A former Baptist state convention executive says what was reported last June as his resignation was actually a firing orchestrated by state convention leaders under pressure from the head of the North American Mission Board of the Southern Baptist Convention.
Will McRaney, whose two-year tenure as executive missional strategist of the Baptist Convention of Maryland/Delaware ended abruptly and without explanation June 9, said in a series of blogs that he could not tell his story until now because of terms of a severance agreement he signed under pressure of a forced resignation demanded by convention leaders.
Posting more than 100 pages of supporting documents, McRaney claims he lost support of leadership of the state convention — also known as the Mid-Atlantic Baptist Network — after North American Mission Board President Kevin Ezell threatened to withdraw NAMB support if McRaney stayed in charge.
Invited to comment, NAMB spokesman Mike Ebert forwarded a Feb. 5 letter from trustee leaders responding to an open letter that McRaney had sent to NAMB’s board of trustees.

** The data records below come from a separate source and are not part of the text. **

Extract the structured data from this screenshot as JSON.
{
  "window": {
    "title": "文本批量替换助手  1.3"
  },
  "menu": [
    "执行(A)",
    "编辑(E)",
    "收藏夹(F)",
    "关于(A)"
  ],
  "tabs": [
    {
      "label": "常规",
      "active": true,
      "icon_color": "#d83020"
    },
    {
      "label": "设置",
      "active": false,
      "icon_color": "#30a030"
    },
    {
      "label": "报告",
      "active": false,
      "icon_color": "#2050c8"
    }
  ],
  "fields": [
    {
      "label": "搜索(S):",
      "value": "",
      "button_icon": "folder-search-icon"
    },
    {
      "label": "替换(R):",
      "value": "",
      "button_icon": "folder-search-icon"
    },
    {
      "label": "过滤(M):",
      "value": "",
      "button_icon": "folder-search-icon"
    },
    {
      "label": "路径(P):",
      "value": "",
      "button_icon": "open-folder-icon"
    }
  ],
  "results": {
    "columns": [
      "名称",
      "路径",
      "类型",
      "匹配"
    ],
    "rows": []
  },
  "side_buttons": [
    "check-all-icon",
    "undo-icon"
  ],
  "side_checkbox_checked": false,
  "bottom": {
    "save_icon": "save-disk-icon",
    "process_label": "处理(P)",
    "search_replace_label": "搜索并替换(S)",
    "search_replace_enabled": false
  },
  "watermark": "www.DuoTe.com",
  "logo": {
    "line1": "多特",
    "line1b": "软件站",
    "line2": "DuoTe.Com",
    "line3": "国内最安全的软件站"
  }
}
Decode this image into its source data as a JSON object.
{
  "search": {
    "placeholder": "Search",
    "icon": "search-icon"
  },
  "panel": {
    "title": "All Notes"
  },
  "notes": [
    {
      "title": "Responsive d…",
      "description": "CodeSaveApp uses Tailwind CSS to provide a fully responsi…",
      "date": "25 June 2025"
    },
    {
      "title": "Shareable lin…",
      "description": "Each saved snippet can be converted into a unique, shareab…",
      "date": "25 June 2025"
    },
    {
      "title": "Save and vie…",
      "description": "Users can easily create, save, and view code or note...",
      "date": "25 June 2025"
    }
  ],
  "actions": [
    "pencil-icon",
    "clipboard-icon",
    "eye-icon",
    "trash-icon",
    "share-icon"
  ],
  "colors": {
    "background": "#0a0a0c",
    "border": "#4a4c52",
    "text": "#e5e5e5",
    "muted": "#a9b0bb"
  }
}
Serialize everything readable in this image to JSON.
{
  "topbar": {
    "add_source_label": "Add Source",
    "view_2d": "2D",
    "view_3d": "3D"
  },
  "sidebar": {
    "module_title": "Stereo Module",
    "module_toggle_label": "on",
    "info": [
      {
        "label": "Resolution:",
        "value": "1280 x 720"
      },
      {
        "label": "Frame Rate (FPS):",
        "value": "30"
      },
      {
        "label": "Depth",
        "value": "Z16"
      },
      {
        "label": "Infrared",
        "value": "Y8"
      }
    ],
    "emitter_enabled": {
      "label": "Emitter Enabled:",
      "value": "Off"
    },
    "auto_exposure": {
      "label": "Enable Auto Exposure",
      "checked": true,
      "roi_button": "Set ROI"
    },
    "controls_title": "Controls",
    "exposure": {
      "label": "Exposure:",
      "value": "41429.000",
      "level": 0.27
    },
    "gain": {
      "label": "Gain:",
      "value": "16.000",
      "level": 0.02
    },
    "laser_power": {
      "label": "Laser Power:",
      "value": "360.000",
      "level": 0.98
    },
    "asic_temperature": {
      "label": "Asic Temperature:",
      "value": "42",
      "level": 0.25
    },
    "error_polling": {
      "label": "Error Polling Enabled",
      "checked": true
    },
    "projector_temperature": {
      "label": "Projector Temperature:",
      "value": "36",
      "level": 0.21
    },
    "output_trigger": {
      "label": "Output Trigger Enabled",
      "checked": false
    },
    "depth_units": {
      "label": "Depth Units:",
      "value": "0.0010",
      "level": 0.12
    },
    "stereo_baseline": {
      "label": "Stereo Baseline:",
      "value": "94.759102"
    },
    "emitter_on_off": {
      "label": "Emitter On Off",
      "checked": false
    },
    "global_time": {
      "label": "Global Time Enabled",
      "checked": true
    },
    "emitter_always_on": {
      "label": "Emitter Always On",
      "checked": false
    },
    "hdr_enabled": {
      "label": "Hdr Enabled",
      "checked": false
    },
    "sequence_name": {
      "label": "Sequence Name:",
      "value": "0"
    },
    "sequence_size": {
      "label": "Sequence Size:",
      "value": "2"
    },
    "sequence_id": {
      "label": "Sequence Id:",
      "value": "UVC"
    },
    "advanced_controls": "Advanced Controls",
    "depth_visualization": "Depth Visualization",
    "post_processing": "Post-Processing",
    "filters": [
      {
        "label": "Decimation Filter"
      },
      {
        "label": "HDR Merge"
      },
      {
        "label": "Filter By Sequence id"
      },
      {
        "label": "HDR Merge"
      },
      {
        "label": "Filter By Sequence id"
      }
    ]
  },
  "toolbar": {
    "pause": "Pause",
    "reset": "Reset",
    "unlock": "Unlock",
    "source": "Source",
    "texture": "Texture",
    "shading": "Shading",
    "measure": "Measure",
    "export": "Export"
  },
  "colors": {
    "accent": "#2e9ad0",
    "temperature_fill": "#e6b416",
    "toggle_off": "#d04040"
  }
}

The trustee leaders said they were aware of interactions between Ezell and McRaney and affirmed “complete confidence” in Ezell’s leadership and conduct.
A pair of NAMB attorneys wrote McRaney about “inaccurate and damaging” statements regarding NAMB and its personnel, advising the letter should not be construed as a waiver of “any rights, remedies, claims, positions or defenses which NAMB may have.”
McRaney said while he believes he has a legal basis to sue, he does not intend to do so because the Bible says that Christians should try to resolve such disputes apart from secular authorities. He said he decided to take his case to the entire Southern Baptist Convention family because NAMB trustees weren’t taking him seriously.
McRaney said he isn’t the only state exec concerned about what he described as “strong-armed” tactics that “are unraveling the fabric of cooperative missions” in Southern Baptist life.
“Dr. Ezell’s strategies through NAMB have systematically contributed to dismantling aspects of the historic mission-supporting, mission-sending ecosystem which is the Southern Baptist Convention,” McRaney wrote in an open letter to NAMB trustees.
He quoted other state executives as saying “partnership is dead in the SBC” and that NAMB can no longer be trusted to keep its word.
McRaney said his problems began when NAMB offered to take over 100 percent of responsibility for church planting in Maryland and Delaware, as it has done in smaller state conventions. Like other mid-sized conventions, the 560-church Mid-Atlantic Baptist Network declined, fearing loss of autonomy.
“We have not had an Episcopalian-type structure with an elite that dictates everything,” the former seminary professor explained in a response to concerns raised by Ezell in November 2014. “We have needed aggressive leaders to lead into the future, but leaders in touch and sensitive to the needs of the constituents.”
“It is vital the Mid-Atlantic Baptist Network be integrally engaged with the enlisting, equipping, encouraging, supporting and deploying of planters in starting churches in our region of responsibility,” McRaney said. “We have to live with the planters, the results, how they deal with people, other churches and the various facets of our denominational life. We are actually much closer to their mission field. We are in a better position to see what is happening on the field and what is not, therefore it is our best interest of our stewardship of responsibility and mission to be the organization on point in assisting those newly planted churches so that we can assist and redirect them as they experience challenges.”
McRaney said Ezell accused him of violating cooperative agreements by hiring two staff members without input from NAMB, not responding to phone calls from NAMB personnel and bad-mouthing NAMB leadership. According to McRaney, the hirings were proper, and Ezell is the one who repeatedly rebuffed offers to meet about their differences. In December 2014 Ezell gave the state convention one-year notice that NAMB was canceling their agreement.
While some of the stories have changed, McRaney said he was told Ezell went around him to meet directly with officers of the Mid-Atlantic Baptist Network, telling them he would withhold NAMB resources as long as McRaney remained as executive director. One leader reportedly said while he loved McRaney and his wife, the state convention could not afford to lose its relationship with NAMB.
After McRaney’s departure, he said NAMB restored financial support to the Mid-Atlantic Baptist Network at a higher level than before.
Bill Warren, pastor of Allen Memorial Baptist Church in Salisbury, Md., who was state convention president at the time, referred a request for comment to a designated staff member, who did not immediately respond to an email from Baptist News Global.